Though this has become a truism, organizations still suffer from the business-IT schism. Often, business and IT teams are at loggerheads, unable to bridge cultural and perceptual differences and unable to overcome the “overhang” of old systems that don’t allow for transparency and productive alignment.
This has to end. Business agility is the watchword in a complex, modern marketplace and this agility requires harmony between Business and IT. The business must be run by smart IT and IT must be run like a smart business.
This concept finds its highest articulation in these areas: data, hybrid IT, and agility
Data is the new oil. Data is the core source of value for organizations as they look for new ways to understand customers and partners and develop markets. Existing data infrastructures, however, keep data opaque and closed off to the majority of folks in the organization. Agility comes from the democratization of access and transparency. This is about technology systems that are architected to support the desired behavior, not just about cultural change and perception.
IT is complex. With the advent of SaaS and cloud computing, IT is now managing a hybrid IT environment. How should AWS/Azure spend and SaaS sprawl be managed? How does offering optimal elastic computing to different parts of the business connect these platforms to core business drivers? How does IT forecast and spend resources (money, people, time) in a way that aligns with the goals of the board room? This is once again about putting systems into place that foster cost transparency, accountability, and strategic decision-making.
With both hybrid business models and hybrid IT, alignment is key to agility. Fundamentally and organically connecting IT with business drivers and ensuring that the business capitalizes on the power of IT are crucial factors in gaining competitive advantage and achieving success. IT must be run like a business and business must consider IT as inherent to success.
Until recently, harmony between the business and IT would be seen as idealistic and lofty. Today, products and services that improve cost transparency and the IT planning process bridge old gaps between business and IT. The agility that is borne of transparency and planning in a connected, accountable way across business and IT is now possible.
At stake here is nothing less than the future of innovation and organizational success.
For practical advice on creating more harmony between business and IT in your organization, download the executive brief: 6 Best Practices for Communicating the Business Value of IT.

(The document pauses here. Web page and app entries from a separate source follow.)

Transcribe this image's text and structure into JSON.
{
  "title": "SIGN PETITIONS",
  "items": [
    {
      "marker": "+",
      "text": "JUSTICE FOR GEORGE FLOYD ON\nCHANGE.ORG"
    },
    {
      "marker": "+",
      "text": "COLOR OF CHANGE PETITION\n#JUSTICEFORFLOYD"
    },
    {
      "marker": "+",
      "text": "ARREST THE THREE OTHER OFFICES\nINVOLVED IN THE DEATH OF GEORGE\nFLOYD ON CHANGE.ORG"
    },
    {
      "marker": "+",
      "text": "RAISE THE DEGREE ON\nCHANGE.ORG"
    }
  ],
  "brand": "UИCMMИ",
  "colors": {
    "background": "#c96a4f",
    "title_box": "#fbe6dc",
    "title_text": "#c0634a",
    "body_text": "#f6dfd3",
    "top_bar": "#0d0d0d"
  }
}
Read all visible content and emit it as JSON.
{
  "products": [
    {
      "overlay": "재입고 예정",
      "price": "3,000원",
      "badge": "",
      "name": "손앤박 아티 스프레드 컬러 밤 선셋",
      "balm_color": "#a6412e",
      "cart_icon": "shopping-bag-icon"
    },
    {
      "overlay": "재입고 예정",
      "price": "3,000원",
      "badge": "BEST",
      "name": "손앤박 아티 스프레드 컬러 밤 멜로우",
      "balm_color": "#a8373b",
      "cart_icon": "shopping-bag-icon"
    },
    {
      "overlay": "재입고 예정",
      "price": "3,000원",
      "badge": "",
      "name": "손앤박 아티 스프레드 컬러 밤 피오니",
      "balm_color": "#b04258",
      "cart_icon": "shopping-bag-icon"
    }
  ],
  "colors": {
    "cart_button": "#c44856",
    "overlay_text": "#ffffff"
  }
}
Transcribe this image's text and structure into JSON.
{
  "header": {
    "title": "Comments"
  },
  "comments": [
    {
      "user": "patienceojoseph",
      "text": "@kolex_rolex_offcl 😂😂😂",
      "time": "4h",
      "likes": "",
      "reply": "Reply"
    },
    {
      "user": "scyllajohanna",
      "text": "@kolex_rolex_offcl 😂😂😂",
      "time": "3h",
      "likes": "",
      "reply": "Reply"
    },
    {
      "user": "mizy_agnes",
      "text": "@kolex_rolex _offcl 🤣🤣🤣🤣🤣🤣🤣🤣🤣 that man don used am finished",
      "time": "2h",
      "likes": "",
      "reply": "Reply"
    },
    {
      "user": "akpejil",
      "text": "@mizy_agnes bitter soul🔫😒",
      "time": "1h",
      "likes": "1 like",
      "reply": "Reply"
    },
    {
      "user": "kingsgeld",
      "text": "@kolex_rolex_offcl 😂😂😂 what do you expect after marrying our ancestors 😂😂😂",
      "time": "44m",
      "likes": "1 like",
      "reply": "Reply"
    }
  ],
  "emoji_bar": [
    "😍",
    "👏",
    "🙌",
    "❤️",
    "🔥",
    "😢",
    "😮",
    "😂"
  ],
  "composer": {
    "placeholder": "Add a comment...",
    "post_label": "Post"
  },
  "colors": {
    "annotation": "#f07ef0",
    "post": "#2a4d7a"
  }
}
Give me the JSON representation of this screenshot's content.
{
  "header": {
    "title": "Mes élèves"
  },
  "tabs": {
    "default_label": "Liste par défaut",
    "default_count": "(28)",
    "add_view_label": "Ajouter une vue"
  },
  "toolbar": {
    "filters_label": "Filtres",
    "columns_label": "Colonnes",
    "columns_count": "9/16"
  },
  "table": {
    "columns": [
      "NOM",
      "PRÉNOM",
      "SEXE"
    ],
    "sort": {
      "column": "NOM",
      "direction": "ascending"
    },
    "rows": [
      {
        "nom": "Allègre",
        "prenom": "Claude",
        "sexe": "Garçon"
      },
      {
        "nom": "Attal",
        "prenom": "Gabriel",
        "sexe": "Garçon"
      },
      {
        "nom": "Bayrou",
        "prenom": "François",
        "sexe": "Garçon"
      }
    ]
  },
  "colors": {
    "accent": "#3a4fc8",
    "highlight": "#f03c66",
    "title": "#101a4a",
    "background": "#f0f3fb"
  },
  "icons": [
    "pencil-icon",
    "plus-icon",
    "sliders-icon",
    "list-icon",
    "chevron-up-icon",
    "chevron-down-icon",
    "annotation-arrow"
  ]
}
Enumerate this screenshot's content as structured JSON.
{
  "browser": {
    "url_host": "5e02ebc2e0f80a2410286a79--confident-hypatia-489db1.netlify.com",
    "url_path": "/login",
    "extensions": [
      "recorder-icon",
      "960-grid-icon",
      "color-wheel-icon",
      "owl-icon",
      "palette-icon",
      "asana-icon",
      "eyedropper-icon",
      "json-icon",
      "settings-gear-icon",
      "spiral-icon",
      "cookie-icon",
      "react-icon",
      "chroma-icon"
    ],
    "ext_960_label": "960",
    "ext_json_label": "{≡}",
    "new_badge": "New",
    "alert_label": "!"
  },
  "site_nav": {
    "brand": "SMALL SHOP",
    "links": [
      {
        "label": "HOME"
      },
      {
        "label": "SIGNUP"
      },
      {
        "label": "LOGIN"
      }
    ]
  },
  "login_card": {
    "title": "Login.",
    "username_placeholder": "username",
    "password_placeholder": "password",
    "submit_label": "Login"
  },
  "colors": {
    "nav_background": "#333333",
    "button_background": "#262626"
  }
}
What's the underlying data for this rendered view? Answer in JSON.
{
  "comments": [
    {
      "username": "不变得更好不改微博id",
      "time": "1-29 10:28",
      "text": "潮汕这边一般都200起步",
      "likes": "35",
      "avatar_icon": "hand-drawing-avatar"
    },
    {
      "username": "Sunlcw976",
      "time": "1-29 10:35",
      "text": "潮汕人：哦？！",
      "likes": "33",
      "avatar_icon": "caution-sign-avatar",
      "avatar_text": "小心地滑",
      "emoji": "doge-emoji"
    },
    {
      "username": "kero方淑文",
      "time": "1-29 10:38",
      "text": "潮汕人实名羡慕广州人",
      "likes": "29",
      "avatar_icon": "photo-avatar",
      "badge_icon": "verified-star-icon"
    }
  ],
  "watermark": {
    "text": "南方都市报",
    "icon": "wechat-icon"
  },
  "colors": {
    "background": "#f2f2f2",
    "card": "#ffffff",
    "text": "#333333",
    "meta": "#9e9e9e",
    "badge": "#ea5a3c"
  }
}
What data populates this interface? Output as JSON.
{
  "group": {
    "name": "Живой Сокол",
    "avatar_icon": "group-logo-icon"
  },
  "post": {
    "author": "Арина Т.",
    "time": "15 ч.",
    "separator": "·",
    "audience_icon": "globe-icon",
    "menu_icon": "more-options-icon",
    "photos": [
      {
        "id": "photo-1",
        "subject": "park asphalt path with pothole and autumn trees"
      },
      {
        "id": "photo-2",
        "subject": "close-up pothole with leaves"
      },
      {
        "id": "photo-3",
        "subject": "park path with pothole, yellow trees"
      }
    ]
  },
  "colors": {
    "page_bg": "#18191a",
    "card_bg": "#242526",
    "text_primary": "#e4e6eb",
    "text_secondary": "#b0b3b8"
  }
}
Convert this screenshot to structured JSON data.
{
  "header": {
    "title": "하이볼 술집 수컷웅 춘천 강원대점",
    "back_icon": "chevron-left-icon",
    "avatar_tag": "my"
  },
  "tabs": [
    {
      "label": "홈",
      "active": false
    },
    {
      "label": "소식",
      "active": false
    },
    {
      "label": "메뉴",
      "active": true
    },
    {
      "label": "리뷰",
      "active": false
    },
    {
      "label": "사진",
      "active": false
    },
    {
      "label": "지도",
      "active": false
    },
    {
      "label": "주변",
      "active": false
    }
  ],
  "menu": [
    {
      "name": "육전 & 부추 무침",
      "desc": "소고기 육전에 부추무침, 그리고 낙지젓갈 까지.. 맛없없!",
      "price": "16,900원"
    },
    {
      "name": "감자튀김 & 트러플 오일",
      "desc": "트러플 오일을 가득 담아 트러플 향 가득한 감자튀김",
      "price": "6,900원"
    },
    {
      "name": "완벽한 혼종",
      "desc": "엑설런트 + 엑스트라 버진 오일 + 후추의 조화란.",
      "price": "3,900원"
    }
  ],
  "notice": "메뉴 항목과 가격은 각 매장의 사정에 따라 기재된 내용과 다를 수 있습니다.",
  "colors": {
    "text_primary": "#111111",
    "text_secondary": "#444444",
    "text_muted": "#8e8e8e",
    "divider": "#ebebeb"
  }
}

Romi Mahajan has been writing about Business-IT Synergy for a decade. He is the Chief Commercial Officer of TimeXtender and advises three dozen companies across the globe. Read Romi's blog here.